(Website and app data records)
===

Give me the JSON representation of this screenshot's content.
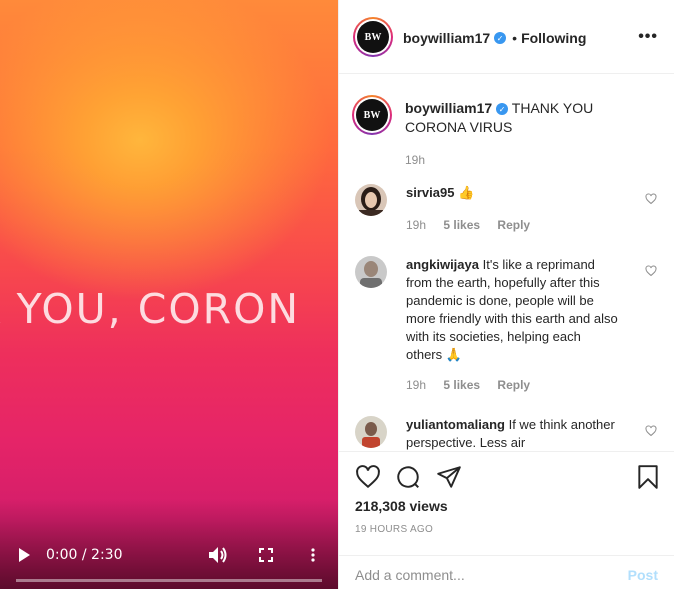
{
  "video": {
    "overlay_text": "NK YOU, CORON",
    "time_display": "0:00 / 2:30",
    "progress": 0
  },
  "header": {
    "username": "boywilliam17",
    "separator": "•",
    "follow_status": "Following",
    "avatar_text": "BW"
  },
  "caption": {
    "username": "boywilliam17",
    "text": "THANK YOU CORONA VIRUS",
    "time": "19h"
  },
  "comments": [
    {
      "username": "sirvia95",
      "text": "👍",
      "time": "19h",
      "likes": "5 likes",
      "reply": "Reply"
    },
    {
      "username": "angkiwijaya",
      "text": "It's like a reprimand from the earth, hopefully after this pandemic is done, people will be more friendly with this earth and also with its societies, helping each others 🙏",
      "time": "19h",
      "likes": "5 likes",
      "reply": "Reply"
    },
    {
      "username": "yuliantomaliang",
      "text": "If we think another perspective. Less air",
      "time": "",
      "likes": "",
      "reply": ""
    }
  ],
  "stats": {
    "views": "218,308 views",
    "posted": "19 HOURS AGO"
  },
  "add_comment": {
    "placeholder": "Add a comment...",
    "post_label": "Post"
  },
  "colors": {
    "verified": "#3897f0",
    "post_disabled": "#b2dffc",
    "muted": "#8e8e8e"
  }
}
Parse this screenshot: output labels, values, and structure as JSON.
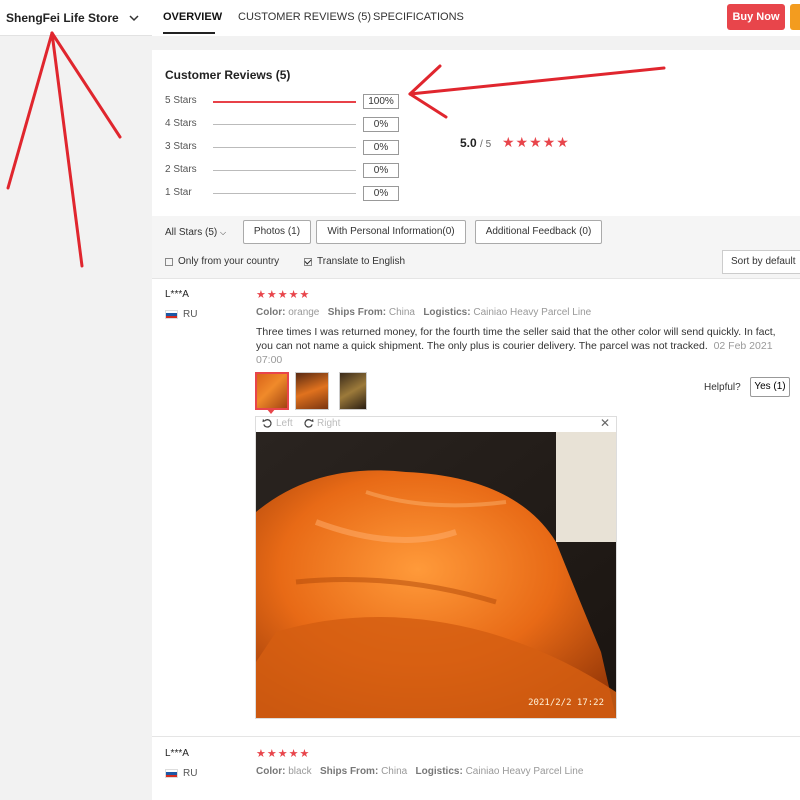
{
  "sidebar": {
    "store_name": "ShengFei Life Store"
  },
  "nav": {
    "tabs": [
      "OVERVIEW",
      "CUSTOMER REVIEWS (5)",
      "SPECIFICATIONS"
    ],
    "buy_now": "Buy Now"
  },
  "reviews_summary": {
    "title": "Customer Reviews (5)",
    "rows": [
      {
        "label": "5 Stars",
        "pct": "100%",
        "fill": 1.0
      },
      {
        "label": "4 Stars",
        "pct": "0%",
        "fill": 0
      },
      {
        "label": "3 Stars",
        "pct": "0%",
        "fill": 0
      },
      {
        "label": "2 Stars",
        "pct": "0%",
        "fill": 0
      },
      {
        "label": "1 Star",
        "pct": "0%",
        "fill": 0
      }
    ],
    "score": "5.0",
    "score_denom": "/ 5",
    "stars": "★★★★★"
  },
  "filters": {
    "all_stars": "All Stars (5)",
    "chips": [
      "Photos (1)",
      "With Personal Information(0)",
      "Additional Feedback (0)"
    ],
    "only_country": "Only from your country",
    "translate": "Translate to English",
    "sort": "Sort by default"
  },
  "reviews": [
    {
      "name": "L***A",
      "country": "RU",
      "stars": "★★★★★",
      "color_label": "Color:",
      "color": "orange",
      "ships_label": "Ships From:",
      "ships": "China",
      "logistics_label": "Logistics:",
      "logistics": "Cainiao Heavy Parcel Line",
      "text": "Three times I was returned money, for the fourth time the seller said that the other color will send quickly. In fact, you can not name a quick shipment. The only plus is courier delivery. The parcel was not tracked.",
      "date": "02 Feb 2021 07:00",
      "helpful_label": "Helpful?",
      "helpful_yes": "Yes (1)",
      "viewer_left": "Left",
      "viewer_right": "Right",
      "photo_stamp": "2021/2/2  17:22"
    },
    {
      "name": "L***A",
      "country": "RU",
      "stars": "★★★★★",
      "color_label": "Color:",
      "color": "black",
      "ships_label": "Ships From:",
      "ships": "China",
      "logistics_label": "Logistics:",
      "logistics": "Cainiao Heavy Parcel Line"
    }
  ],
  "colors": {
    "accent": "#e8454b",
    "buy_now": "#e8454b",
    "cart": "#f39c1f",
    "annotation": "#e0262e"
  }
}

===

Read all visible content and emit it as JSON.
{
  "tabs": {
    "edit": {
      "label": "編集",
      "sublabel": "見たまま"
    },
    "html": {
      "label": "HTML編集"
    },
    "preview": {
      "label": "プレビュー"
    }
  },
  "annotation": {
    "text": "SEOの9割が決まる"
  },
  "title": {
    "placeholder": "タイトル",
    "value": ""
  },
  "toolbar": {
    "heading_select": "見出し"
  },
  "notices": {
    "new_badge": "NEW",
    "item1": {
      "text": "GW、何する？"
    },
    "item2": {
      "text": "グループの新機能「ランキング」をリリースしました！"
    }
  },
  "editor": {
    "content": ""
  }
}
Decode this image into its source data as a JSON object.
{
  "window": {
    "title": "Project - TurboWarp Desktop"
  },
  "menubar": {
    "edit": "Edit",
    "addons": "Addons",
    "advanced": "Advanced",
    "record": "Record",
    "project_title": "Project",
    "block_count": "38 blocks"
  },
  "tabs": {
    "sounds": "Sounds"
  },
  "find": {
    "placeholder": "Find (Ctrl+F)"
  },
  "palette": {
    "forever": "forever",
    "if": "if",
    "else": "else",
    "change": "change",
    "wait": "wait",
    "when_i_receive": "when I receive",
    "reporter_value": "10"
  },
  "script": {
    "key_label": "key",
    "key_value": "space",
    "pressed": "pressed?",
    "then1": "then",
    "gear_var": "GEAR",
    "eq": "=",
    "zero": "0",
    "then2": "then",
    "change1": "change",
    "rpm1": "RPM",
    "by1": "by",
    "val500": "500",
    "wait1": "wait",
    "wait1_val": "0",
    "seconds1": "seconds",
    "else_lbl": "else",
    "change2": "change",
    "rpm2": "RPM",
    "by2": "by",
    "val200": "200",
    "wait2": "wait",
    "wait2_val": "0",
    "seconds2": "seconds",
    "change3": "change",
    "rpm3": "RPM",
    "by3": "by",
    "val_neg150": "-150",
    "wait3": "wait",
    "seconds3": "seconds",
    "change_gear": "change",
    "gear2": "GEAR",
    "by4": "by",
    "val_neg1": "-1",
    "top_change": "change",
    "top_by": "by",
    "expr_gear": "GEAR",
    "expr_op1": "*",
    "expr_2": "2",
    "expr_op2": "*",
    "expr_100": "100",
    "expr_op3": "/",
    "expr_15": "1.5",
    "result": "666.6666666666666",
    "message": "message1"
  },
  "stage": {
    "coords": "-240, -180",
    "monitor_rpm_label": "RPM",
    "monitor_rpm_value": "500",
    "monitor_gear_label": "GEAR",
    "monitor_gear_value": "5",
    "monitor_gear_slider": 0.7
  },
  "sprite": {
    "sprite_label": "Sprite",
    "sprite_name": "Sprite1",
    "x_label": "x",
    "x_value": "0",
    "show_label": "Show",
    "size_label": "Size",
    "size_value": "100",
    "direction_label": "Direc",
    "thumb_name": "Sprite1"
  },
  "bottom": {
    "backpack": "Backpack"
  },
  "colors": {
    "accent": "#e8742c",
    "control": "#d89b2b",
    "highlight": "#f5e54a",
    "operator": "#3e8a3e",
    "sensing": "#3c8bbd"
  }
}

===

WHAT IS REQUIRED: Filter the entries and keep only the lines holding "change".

TASK SOLUTION:
    "change": "change",
    "change1": "change",
    "change2": "change",
    "change3": "change",
    "change_gear": "change",
    "top_change": "change",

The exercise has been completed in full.